Dataset entries:

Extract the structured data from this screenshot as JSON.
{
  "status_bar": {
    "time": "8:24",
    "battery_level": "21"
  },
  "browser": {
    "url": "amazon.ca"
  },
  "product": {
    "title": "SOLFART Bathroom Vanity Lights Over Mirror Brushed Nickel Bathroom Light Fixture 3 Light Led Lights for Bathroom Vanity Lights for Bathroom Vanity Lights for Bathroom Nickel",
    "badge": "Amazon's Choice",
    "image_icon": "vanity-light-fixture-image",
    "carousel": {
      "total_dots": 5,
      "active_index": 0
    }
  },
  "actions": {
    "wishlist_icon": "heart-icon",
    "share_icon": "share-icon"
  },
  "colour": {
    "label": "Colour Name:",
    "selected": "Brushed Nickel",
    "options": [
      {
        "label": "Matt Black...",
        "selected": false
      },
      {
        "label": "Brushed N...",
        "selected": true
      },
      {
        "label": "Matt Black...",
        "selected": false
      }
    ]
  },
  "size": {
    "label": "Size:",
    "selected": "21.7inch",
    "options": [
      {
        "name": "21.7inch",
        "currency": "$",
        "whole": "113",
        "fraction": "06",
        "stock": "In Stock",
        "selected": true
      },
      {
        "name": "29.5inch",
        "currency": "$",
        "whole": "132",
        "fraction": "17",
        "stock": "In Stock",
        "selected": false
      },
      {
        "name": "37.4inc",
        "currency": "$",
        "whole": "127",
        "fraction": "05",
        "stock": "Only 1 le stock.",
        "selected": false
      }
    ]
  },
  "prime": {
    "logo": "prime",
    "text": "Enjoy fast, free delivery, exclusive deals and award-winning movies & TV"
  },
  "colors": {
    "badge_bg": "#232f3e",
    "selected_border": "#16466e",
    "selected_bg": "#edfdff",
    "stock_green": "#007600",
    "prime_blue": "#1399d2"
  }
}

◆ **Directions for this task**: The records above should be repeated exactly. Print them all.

◆ **The completed task**:
Extract the structured data from this screenshot as JSON.
{
  "status_bar": {
    "time": "8:24",
    "battery_level": "21"
  },
  "browser": {
    "url": "amazon.ca"
  },
  "product": {
    "title": "SOLFART Bathroom Vanity Lights Over Mirror Brushed Nickel Bathroom Light Fixture 3 Light Led Lights for Bathroom Vanity Lights for Bathroom Vanity Lights for Bathroom Nickel",
    "badge": "Amazon's Choice",
    "image_icon": "vanity-light-fixture-image",
    "carousel": {
      "total_dots": 5,
      "active_index": 0
    }
  },
  "actions": {
    "wishlist_icon": "heart-icon",
    "share_icon": "share-icon"
  },
  "colour": {
    "label": "Colour Name:",
    "selected": "Brushed Nickel",
    "options": [
      {
        "label": "Matt Black...",
        "selected": false
      },
      {
        "label": "Brushed N...",
        "selected": true
      },
      {
        "label": "Matt Black...",
        "selected": false
      }
    ]
  },
  "size": {
    "label": "Size:",
    "selected": "21.7inch",
    "options": [
      {
        "name": "21.7inch",
        "currency": "$",
        "whole": "113",
        "fraction": "06",
        "stock": "In Stock",
        "selected": true
      },
      {
        "name": "29.5inch",
        "currency": "$",
        "whole": "132",
        "fraction": "17",
        "stock": "In Stock",
        "selected": false
      },
      {
        "name": "37.4inc",
        "currency": "$",
        "whole": "127",
        "fraction": "05",
        "stock": "Only 1 le stock.",
        "selected": false
      }
    ]
  },
  "prime": {
    "logo": "prime",
    "text": "Enjoy fast, free delivery, exclusive deals and award-winning movies & TV"
  },
  "colors": {
    "badge_bg": "#232f3e",
    "selected_border": "#16466e",
    "selected_bg": "#edfdff",
    "stock_green": "#007600",
    "prime_blue": "#1399d2"
  }
}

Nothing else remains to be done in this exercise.